This Proto-Slavic entry contains reconstructed terms and roots. As such, the term(s) in this entry are not directly attested, but are hypothesized to have existed based on comparative evidence.

Proto-Slavic Edit

Etymology Edit

From earlier *-ьkъ, from Proto-Balto-Slavic *-ikas, from Proto-Indo-European *-ikos.

Cognate with Lithuanian -ikas, -ikis in siuvikas, siuvikis (< siūti, siùvo), piovikas (reaper) (< piáuti, pióvė).[1]

Cognate with Lithuanian -ingas, Latvian -īgs, Proto-Germanic *-igaz, Latin -icus, Ancient Greek -ικός (-ikós). Typically, these suffixes fulfill adjectival function (similar to Proto-Slavic *-ьnъ), however, sometimes their derivatives could also act as nominals like in Slavic.

Comparison with other languages points to the antiquity of denominal formations, which are most likely substantivized adjectives.[2]

Suffix Edit

*-ьcь m

  1. (added to nouns) diminutive, small
    *rožьcь (a small horn)*rogъ (horn)
    *obolčьcь (a small cloud)*obolkъ (cloud)
    *gordьcь (a small town)*gordъ (city, town)
  2. (added to adjectives) nominalizer, person
    *starьcь (an old man)*starъ (old,)
    *mǫdrьcь (a wise man)*mǫdrъ (wise)
    *bordatьcь (a bearded man)*bordatъ (bearded (having beard))*borda (beard)
  3. (added to verbs) agent noun, doer
    Synonyms: *-teľь, *-čь, *-ьnikъ
    *šьvьcь (sewer, seamster)*šiti (to sew)
    *plęsьcь (dancer)*plęsati (to dance)
    *lovьcь (hunter)*loviti (to hunt)
    *gǫdьcь (musician)*gǫsti (to play a string instrument)*gǫdti

Declension Edit

See also Edit

Derived terms Edit

Descendants Edit

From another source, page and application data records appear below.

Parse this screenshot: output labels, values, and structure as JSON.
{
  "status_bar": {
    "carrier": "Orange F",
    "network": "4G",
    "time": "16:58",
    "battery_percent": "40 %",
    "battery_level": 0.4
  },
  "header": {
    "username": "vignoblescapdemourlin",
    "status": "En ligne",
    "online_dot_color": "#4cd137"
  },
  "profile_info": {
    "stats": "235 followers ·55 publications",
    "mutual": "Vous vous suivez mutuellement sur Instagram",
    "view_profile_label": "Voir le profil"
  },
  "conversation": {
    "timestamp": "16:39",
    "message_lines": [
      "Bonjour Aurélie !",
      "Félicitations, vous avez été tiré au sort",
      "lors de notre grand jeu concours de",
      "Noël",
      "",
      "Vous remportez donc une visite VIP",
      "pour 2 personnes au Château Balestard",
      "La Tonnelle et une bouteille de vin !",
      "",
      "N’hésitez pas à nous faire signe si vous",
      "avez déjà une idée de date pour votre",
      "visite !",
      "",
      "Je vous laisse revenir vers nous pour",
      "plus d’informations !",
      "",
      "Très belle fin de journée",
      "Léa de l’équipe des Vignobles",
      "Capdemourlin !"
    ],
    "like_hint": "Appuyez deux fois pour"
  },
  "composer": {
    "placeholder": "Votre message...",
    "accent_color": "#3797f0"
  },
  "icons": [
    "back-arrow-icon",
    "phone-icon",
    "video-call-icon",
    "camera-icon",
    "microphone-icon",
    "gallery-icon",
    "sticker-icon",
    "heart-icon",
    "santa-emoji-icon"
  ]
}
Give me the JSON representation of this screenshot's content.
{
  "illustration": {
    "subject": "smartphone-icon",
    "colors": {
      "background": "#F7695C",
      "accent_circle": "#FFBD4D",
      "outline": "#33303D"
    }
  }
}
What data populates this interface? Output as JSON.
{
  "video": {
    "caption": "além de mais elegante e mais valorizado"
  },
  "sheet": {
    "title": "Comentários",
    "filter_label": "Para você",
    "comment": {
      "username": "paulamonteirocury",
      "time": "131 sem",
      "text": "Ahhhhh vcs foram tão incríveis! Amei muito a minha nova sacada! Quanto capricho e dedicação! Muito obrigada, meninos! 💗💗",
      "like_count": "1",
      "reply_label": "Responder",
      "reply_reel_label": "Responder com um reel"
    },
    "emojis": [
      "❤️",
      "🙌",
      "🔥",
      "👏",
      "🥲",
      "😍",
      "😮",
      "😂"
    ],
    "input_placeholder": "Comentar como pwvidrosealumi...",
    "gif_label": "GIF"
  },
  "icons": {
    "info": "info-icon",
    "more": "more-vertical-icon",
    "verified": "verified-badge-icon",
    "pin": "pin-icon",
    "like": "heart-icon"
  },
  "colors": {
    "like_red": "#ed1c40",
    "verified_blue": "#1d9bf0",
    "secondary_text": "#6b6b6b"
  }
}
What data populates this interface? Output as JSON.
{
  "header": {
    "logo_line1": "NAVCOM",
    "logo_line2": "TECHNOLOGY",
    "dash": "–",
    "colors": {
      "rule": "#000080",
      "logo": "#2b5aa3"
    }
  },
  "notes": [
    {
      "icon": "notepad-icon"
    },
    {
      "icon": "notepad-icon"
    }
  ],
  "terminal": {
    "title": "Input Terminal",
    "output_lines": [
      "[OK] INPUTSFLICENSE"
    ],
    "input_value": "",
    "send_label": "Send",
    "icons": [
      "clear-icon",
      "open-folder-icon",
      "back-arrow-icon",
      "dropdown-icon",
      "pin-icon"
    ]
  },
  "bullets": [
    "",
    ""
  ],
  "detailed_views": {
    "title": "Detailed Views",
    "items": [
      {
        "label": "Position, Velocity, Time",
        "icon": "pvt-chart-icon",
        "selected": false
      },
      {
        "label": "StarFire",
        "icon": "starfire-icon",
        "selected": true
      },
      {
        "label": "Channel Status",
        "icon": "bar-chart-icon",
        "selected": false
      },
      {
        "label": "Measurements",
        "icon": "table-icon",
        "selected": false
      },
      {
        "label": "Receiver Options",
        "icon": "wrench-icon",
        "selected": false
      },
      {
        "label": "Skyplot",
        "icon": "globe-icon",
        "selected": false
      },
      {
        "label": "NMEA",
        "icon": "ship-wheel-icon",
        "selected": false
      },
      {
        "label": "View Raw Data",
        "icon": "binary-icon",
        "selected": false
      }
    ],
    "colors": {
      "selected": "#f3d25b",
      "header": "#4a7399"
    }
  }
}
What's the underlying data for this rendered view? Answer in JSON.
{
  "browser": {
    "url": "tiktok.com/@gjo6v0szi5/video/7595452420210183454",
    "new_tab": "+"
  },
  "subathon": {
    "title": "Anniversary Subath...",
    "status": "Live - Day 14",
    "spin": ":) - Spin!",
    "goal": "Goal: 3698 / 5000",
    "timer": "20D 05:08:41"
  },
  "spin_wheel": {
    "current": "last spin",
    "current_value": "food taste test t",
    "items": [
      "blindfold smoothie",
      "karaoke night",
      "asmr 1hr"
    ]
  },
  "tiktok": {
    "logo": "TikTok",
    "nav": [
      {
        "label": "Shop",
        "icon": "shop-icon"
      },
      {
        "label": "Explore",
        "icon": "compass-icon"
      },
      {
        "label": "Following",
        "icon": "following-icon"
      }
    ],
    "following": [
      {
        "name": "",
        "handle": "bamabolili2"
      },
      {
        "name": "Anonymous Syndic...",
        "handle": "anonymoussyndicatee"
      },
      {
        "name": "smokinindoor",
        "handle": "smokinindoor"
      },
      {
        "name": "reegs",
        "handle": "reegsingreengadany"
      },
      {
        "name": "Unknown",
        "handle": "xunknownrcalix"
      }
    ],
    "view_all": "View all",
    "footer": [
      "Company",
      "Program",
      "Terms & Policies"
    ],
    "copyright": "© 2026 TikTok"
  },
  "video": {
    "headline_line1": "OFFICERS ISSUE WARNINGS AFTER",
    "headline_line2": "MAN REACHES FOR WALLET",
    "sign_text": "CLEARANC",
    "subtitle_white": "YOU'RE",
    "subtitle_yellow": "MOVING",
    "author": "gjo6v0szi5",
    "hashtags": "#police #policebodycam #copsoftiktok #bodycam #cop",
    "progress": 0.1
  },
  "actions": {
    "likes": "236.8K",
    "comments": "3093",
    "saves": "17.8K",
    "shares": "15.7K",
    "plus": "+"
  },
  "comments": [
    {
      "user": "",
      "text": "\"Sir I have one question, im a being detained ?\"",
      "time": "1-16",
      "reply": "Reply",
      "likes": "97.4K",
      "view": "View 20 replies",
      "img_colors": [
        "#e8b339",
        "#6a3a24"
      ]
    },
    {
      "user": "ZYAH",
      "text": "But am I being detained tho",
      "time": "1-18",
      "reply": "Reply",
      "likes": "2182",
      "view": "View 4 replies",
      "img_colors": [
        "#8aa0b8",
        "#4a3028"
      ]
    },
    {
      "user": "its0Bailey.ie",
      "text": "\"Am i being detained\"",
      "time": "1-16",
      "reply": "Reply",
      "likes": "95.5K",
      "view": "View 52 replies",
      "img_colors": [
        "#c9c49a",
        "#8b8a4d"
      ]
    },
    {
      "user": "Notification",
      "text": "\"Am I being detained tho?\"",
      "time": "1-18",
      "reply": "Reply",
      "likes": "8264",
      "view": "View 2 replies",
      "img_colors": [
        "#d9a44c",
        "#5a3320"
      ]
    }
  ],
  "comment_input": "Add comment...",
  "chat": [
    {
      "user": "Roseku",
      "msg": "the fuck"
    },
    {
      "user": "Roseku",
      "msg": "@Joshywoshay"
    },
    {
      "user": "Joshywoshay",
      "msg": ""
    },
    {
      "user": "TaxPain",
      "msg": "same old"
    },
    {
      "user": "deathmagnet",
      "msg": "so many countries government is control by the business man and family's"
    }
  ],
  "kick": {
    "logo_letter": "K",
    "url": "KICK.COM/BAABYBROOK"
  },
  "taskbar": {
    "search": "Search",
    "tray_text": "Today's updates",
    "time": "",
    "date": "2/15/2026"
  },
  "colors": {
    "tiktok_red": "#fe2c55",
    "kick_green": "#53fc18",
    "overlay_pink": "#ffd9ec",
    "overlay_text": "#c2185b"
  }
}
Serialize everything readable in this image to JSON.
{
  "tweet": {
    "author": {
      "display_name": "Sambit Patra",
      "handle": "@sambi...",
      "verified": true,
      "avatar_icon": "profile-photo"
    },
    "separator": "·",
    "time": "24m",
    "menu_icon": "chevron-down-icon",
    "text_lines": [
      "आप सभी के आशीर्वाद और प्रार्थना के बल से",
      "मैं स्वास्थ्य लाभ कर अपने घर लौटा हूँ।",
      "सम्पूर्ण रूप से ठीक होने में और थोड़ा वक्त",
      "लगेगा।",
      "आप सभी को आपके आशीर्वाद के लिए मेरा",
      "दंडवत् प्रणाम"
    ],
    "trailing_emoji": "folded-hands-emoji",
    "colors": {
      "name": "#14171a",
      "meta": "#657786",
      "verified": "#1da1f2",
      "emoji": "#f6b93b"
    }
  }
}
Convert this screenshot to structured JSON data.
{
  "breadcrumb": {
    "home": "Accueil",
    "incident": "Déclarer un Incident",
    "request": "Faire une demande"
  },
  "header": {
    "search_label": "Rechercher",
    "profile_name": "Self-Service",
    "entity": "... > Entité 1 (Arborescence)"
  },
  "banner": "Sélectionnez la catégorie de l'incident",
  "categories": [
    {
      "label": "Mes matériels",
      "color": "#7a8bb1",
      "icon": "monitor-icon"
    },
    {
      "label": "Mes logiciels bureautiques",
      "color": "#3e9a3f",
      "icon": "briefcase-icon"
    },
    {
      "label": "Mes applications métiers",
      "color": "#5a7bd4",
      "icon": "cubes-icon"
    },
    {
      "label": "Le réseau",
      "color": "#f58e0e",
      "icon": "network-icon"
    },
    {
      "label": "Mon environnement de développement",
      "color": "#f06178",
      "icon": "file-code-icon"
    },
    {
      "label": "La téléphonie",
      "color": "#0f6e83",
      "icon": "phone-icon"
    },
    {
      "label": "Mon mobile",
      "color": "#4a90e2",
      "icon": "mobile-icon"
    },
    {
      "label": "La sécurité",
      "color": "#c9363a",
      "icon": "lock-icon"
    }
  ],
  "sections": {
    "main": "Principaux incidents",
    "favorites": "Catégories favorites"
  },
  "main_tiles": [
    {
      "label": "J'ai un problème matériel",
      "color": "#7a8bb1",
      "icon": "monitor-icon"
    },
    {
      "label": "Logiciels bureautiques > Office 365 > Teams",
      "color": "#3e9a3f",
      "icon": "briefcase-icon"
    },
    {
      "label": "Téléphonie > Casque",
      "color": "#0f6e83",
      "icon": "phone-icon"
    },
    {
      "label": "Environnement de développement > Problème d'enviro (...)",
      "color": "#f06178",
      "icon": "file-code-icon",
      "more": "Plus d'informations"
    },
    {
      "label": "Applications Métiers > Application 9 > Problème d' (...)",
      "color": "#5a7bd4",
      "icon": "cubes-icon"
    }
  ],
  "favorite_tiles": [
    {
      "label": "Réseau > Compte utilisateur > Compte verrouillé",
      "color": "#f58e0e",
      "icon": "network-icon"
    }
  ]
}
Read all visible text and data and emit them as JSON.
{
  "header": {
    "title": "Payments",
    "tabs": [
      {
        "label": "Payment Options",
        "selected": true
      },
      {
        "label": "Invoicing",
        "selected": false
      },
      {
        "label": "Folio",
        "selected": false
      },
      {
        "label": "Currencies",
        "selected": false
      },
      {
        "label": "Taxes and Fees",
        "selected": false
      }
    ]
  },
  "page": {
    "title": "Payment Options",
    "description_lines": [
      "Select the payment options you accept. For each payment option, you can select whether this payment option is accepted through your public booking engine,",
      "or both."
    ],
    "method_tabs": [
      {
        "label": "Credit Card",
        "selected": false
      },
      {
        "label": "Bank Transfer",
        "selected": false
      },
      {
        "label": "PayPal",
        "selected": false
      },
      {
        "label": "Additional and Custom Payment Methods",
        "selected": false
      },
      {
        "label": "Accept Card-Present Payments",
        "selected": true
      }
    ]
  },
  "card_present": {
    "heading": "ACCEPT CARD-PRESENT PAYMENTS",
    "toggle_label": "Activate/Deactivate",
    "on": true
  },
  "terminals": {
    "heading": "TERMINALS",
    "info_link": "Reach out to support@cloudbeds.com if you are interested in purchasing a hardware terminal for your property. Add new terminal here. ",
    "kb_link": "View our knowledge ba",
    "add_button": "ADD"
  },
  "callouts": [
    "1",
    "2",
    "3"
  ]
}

  • East Slavic:
    • Old East Slavic: -ьць (-ĭcĭ)
  • South Slavic:
    • Old Church Slavonic:
      Cyrillic: -ьць (-ĭcĭ)
      Glagolitic: -ⱐⱌⱐ (-ĭcĭ)
    • Bulgarian: -ец (-ec)
    • Macedonian: -ец (-ec)
    • Serbo-Croatian:
      Cyrillic script: -ац, -ец (Kajkavian)
      Latin script: -ac, -ec (Kajkavian)
    • Slovene: -ec
  • West Slavic:

Further reading Edit

  • Šekli, Matej (2012), “Besedotvorni pomeni samostalniških izpeljank v praslovanščini”, in Philological Studies[1] (in Slovene), volume 10, issue 1, Skopje, Perm, Ljubljana, Zagreb, pages 115–32
  • Halla-aho, Jussi (2006) Problems of Proto-Slavic Historical Nominal Morphology: On the Basis of Old Church Slavic (Slavica Helsingiensia; 26), Helsinki: University of Helsinki, page 70f

References Edit

  1. ^ Otrębski, Jan (1964), “Славяно-балтийское языковое единство. II. Морфологические явления”, in Вопросы языкознания, issue 6, Москва: Издательство Академии наук СССР, page 28
  2. ^ Brugmann, Karl. (1916) Grundriss der vergleichenden Grammatik der indogermanischen Sprachen: II. Lehre von den Wortformen und ihrem Gebrauch, 1. Allgemeines, Zusammensetzung (Komposita), Nominalstämme. Strassburg., pp. 487–491